- **Aim of the task**
Where in the records does the word "args" appear? Copy each line that holds it.

- **Supplied material**
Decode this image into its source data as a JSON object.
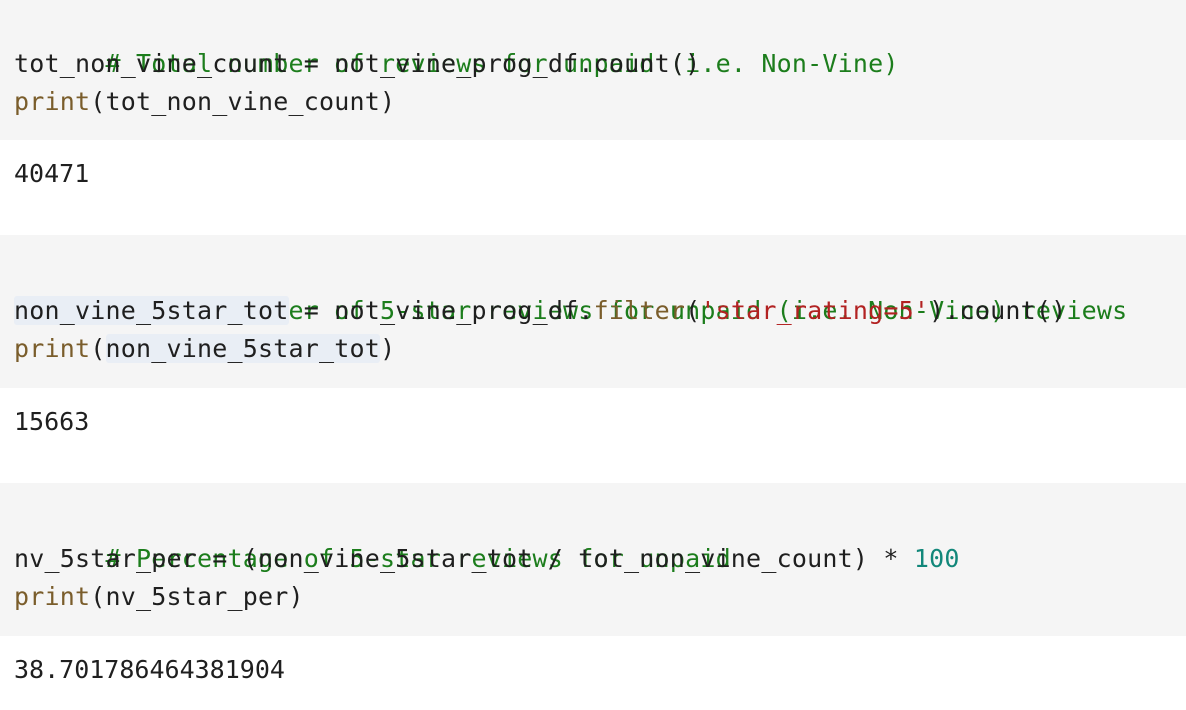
{
  "cells": [
    {
      "input": {
        "comment": "# Total number of reviews for unpaid (i.e. Non-Vine)",
        "line2": {
          "target": "tot_non_vine_count",
          "assign": " = ",
          "expr": "not_vine_prog_df.count()"
        },
        "line3": {
          "func": "print",
          "args": "(tot_non_vine_count)"
        }
      },
      "output": "40471"
    },
    {
      "input": {
        "comment": "# Total number of 5-star reviews for unpaid (i.e. Non-Vine) reviews",
        "line2": {
          "target": "non_vine_5star_tot",
          "assign": " = ",
          "obj": "not_vine_prog_df.",
          "method": "filter",
          "open": "(",
          "string": "'star_rating=5'",
          "close": ").count()"
        },
        "line3": {
          "func": "print",
          "open": "(",
          "arg": "non_vine_5star_tot",
          "close": ")"
        }
      },
      "output": "15663"
    },
    {
      "input": {
        "comment": "# Percentage of 5-star reviews for unpaid",
        "line2": {
          "target": "nv_5star_per",
          "expr": " = (non_vine_5star_tot / tot_non_vine_count) * ",
          "number": "100"
        },
        "line3": {
          "func": "print",
          "args": "(nv_5star_per)"
        }
      },
      "output": "38.701786464381904"
    }
  ],
  "colors": {
    "comment": "#1c7d1c",
    "builtin": "#7a5d2b",
    "string": "#b22222",
    "number": "#12877a",
    "input_bg": "#f5f5f5",
    "highlight": "#e9eef5"
  }
}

- **Result**
          "args": "(tot_non_vine_count)"
          "args": "(nv_5star_per)"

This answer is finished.